Stop the Secrecy

ITU: Packet Sniffing Proposals are Creating a Stink

Thu, 12/06/2012 - 20:18 -- Catherine Hart
Image from kennymatic on Flickr

Our coation partners over at the Centre for Democracy and Technology (CDT) have raised concerns over some developments in the International Telecommunications Union (ITU) negotiations currently going on in Dubai. These negotiations will expand the power of the ITU, and as we’ve noted in the past, their secrecy is being used by some nations to push undemocratic rules that will legitimize the censorship and surveillance of its citizens. The CDT has now discovered that this goal has been brought one step closer to reality, through new rules for the standards-setting body of the ITU in advance of the official negotiations.

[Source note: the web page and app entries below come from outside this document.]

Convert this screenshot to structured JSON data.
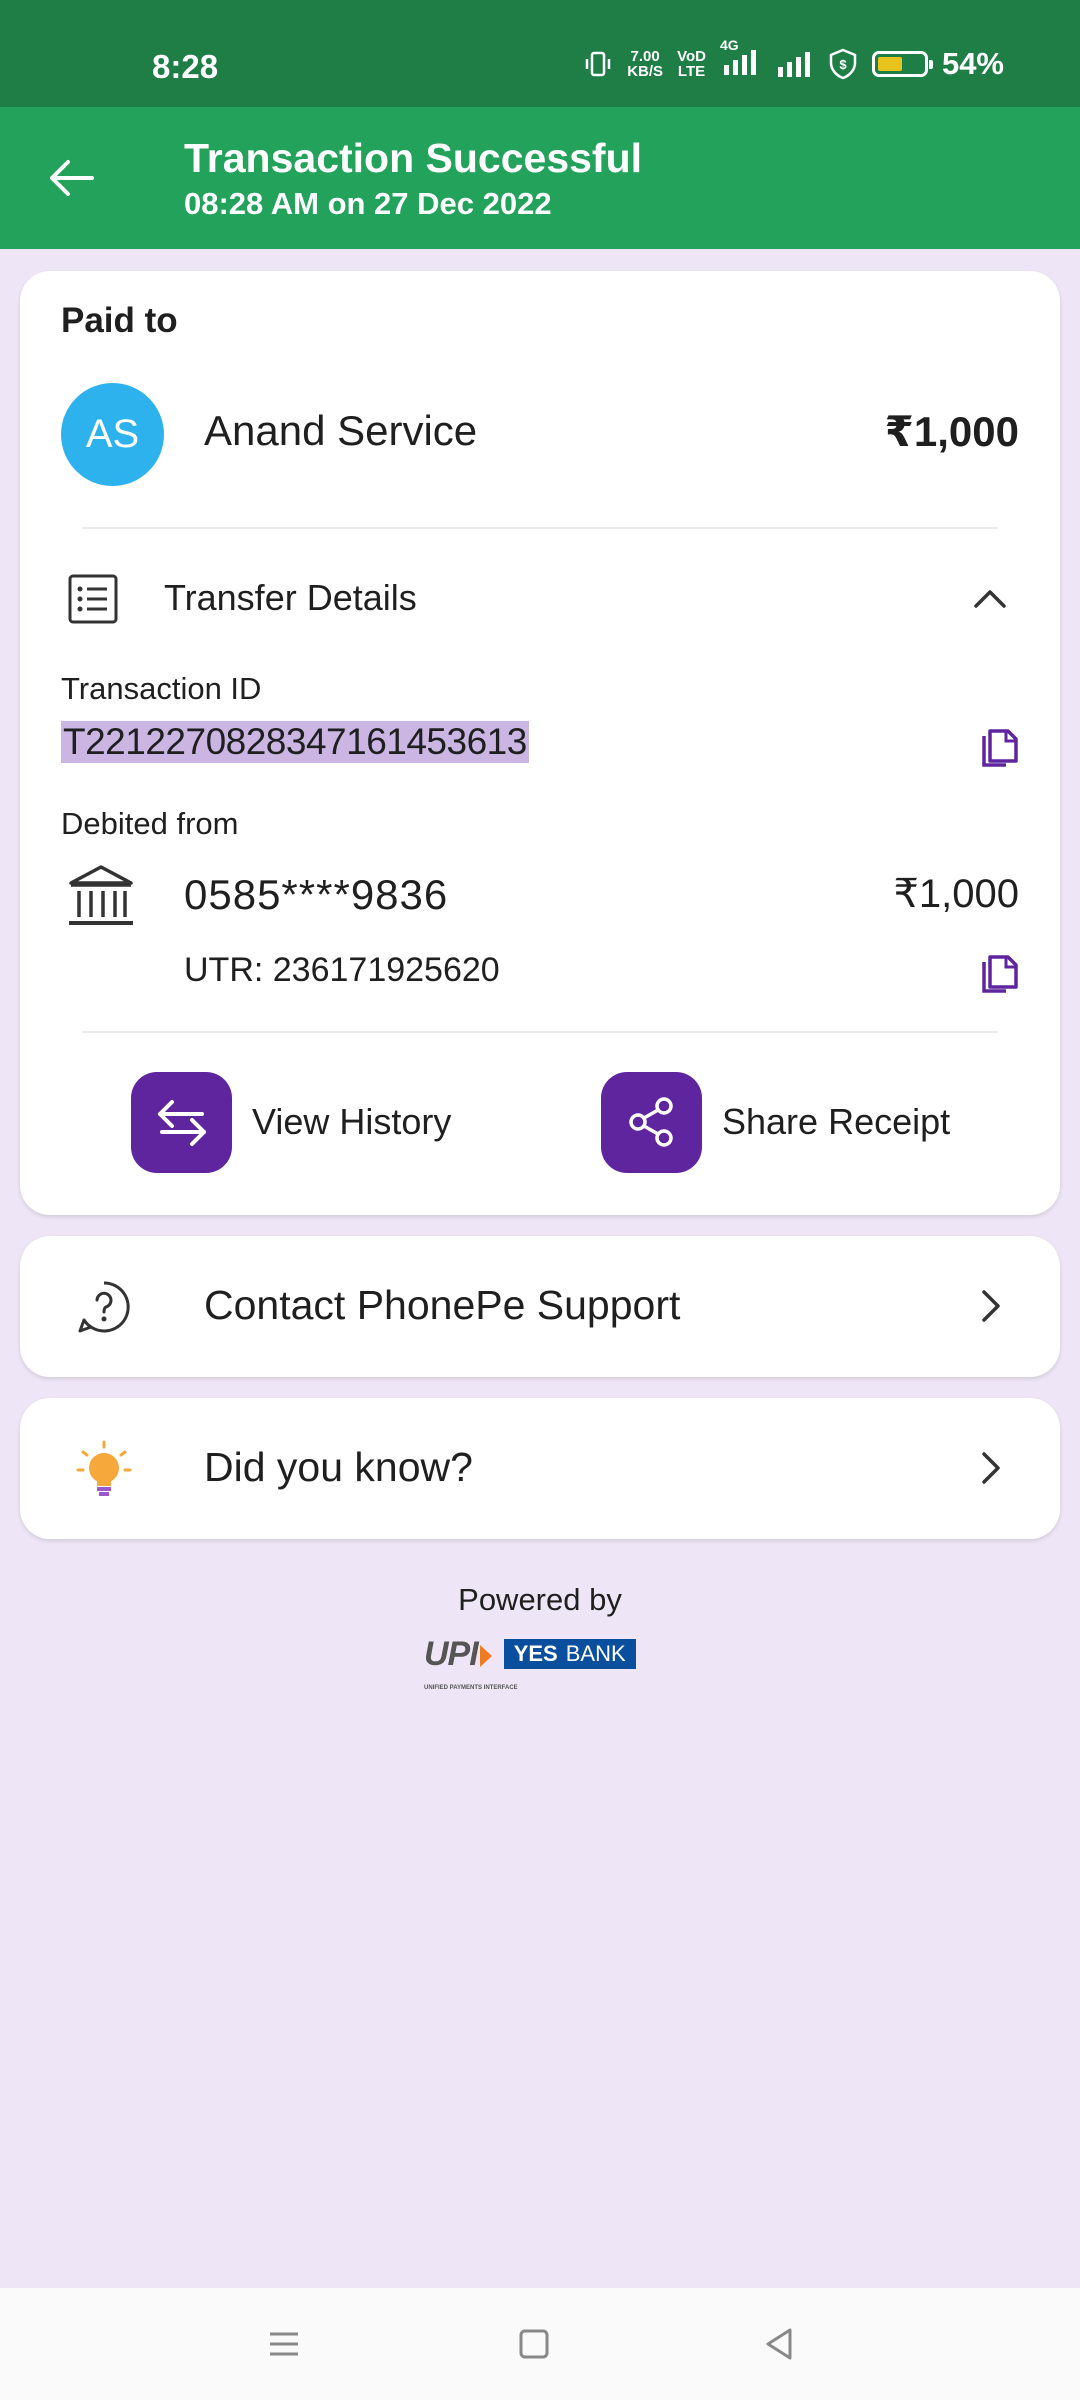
{
  "status_bar": {
    "time": "8:28",
    "net_speed_value": "7.00",
    "net_speed_unit": "KB/S",
    "volte_top": "VoD",
    "volte_bottom": "LTE",
    "network": "4G",
    "battery_percent": "54%",
    "battery_level": 0.54
  },
  "header": {
    "title": "Transaction Successful",
    "subtitle": "08:28 AM on 27 Dec 2022",
    "accent_color": "#22a25a"
  },
  "paid_to": {
    "label": "Paid to",
    "avatar_initials": "AS",
    "name": "Anand Service",
    "amount": "₹1,000"
  },
  "transfer_details": {
    "label": "Transfer Details",
    "transaction_id_label": "Transaction ID",
    "transaction_id": "T2212270828347161453613",
    "debited_from_label": "Debited from",
    "account_number": "0585****9836",
    "account_amount": "₹1,000",
    "utr": "UTR: 236171925620"
  },
  "actions": {
    "view_history": "View History",
    "share_receipt": "Share Receipt",
    "icon_bg": "#5f259f"
  },
  "support": {
    "label": "Contact PhonePe Support"
  },
  "did_you_know": {
    "label": "Did you know?"
  },
  "footer": {
    "powered_by": "Powered by",
    "upi_text": "UPI",
    "upi_tagline": "UNIFIED PAYMENTS INTERFACE",
    "bank_yes": "YES",
    "bank_name": "BANK"
  }
}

The new rules standardize deep packet inspection - or ‘packet sniffing’ - raising concerns over the possibility that  “once a standard is established, authoritarian regimes could push to make [these] capabilities mandatory for telecommunications equipment”. As the CDT points out, there is still some question over how these new standards will work in practice. However there are clear causes for concern.
Firstly, the CDT asserts that the new standards barely acknowledge the privacy implications of deep packet inspection, let alone suggest how the impact could be mitigated:
“The [new standard] holds very little in reserve when it comes to privacy invasion... It’s not entirely clear under what circumstances ISPs might have access to [decryption] keys, but in any event the very notion of decrypting the users’ traffic (quite possibly against their will) is antithetical to most norms, policies, and laws concerning privacy of communications.”
The CDT is also worried about the fact that these new rules will be mandatory for all telecommunications companies:
“Forcing the world’s technology companies to adopt standards developed in a body that fails to conduct rigorous privacy analysis could have dire global consequences for online trust and users’ rights.”
The new rules also don’t appear to acknowledge, let alone account for, the fact that introducing methods for monitoring also creates security risks:
“The idea that adding [deep packet inspection] to a network creates a potential security risk for users – not just for network operators – is utterly absent... Adding [deep packet inspection] to a network creates a significant new attack vector; thorough threat modelling and mitigation at the standardization phase are more than appropriate – they’re absolutely necessary.”
Finally, the CDT worries that the lack of awareness displayed by the ITU around the basic impacts this standard will have on users just confirms that it is not well-suited to tackling bigger issues like cybersecurity:
“it further highlights the grave problems with trying to address cybersecurity through a closed, centralized body where ultimate authority rests with regulators and where technical experts and advocates cannot even access draft specifications.”
The new rules are still in draft form and therefore not available to the public - we will only get to know the specifics when the final standard is agreed upon. However the CDT has flagged what appears to be an earlier draft, so we have an idea of what’s coming, and as the CDT shows, it’s  not pretty.
These packet sniffing standards just smell off. We need to speak out now to ensure they aren’t used to legitimize surveillance and censorship online.
Support transparency and participation for the ITU negotiations at
Check out the Access and Fight For the Future resource: What to Watch at the ITU